[Component data from apps and pages]
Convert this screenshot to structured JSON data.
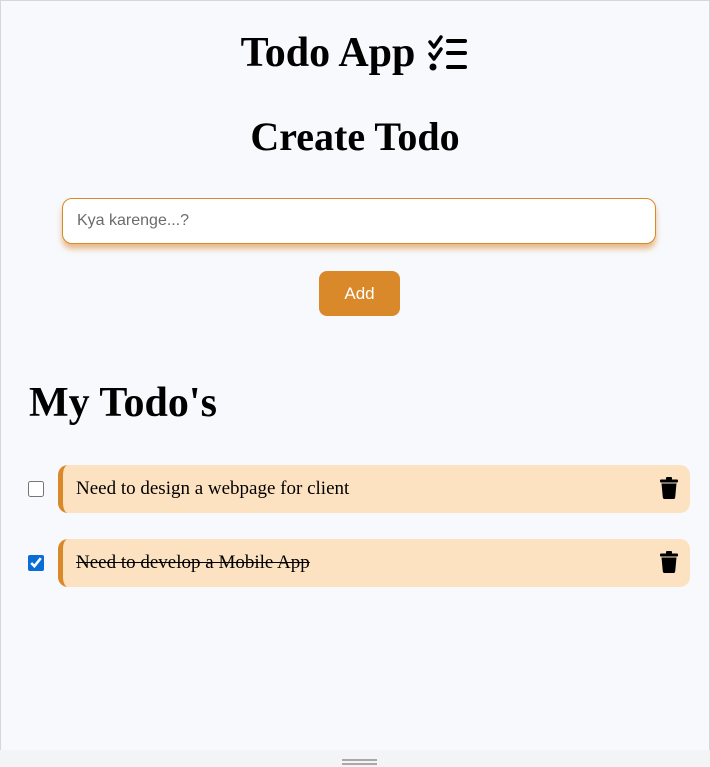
{
  "header": {
    "title": "Todo App",
    "icon": "checklist-icon"
  },
  "create": {
    "heading": "Create Todo",
    "input_placeholder": "Kya karenge...?",
    "input_value": "",
    "add_label": "Add"
  },
  "list": {
    "heading": "My Todo's",
    "items": [
      {
        "text": "Need to design a webpage for client",
        "done": false,
        "icon": "trash-icon"
      },
      {
        "text": "Need to develop a Mobile App",
        "done": true,
        "icon": "trash-icon"
      }
    ]
  },
  "colors": {
    "accent": "#d9882a",
    "card_background": "#fde2c2",
    "page_background": "#f8f9fd"
  }
}
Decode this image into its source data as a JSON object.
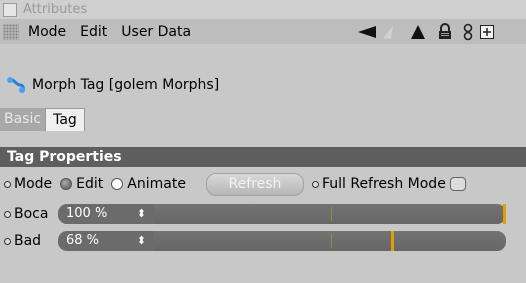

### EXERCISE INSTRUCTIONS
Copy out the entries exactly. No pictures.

### EXERCISE RESULT
Convert this screenshot to structured JSON data.
{
  "header": {
    "title": "Todo App",
    "icon": "checklist-icon"
  },
  "create": {
    "heading": "Create Todo",
    "input_placeholder": "Kya karenge...?",
    "input_value": "",
    "add_label": "Add"
  },
  "list": {
    "heading": "My Todo's",
    "items": [
      {
        "text": "Need to design a webpage for client",
        "done": false,
        "icon": "trash-icon"
      },
      {
        "text": "Need to develop a Mobile App",
        "done": true,
        "icon": "trash-icon"
      }
    ]
  },
  "colors": {
    "accent": "#d9882a",
    "card_background": "#fde2c2",
    "page_background": "#f8f9fd"
  }
}
Decode this image into its source data as a JSON object.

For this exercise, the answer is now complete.